━━ INFORMATION GIVEN

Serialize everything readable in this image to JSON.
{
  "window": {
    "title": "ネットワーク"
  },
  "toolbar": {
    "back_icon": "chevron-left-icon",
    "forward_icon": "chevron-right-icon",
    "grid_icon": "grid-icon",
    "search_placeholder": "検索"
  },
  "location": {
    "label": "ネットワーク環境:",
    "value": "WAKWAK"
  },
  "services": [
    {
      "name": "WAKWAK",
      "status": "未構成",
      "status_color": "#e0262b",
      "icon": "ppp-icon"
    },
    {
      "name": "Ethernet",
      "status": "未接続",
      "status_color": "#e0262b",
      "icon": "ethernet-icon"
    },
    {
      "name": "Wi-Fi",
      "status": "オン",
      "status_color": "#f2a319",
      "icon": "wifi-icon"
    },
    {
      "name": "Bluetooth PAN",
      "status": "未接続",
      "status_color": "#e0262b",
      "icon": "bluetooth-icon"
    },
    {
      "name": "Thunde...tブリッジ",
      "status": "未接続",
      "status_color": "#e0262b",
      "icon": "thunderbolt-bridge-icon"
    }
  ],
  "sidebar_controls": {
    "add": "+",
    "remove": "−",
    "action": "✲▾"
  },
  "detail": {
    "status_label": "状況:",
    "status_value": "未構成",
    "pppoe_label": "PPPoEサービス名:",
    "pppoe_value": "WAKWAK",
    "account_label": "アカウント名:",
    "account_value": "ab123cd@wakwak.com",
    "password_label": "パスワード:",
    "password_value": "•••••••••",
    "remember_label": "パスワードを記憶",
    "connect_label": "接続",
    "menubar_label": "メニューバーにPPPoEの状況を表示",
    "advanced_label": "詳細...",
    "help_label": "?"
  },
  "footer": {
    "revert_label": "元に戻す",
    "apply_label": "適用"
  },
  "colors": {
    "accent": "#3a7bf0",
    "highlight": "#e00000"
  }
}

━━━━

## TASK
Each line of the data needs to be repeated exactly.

## EXERCISE RESPONSE
Serialize everything readable in this image to JSON.
{
  "window": {
    "title": "ネットワーク"
  },
  "toolbar": {
    "back_icon": "chevron-left-icon",
    "forward_icon": "chevron-right-icon",
    "grid_icon": "grid-icon",
    "search_placeholder": "検索"
  },
  "location": {
    "label": "ネットワーク環境:",
    "value": "WAKWAK"
  },
  "services": [
    {
      "name": "WAKWAK",
      "status": "未構成",
      "status_color": "#e0262b",
      "icon": "ppp-icon"
    },
    {
      "name": "Ethernet",
      "status": "未接続",
      "status_color": "#e0262b",
      "icon": "ethernet-icon"
    },
    {
      "name": "Wi-Fi",
      "status": "オン",
      "status_color": "#f2a319",
      "icon": "wifi-icon"
    },
    {
      "name": "Bluetooth PAN",
      "status": "未接続",
      "status_color": "#e0262b",
      "icon": "bluetooth-icon"
    },
    {
      "name": "Thunde...tブリッジ",
      "status": "未接続",
      "status_color": "#e0262b",
      "icon": "thunderbolt-bridge-icon"
    }
  ],
  "sidebar_controls": {
    "add": "+",
    "remove": "−",
    "action": "✲▾"
  },
  "detail": {
    "status_label": "状況:",
    "status_value": "未構成",
    "pppoe_label": "PPPoEサービス名:",
    "pppoe_value": "WAKWAK",
    "account_label": "アカウント名:",
    "account_value": "ab123cd@wakwak.com",
    "password_label": "パスワード:",
    "password_value": "•••••••••",
    "remember_label": "パスワードを記憶",
    "connect_label": "接続",
    "menubar_label": "メニューバーにPPPoEの状況を表示",
    "advanced_label": "詳細...",
    "help_label": "?"
  },
  "footer": {
    "revert_label": "元に戻す",
    "apply_label": "適用"
  },
  "colors": {
    "accent": "#3a7bf0",
    "highlight": "#e00000"
  }
}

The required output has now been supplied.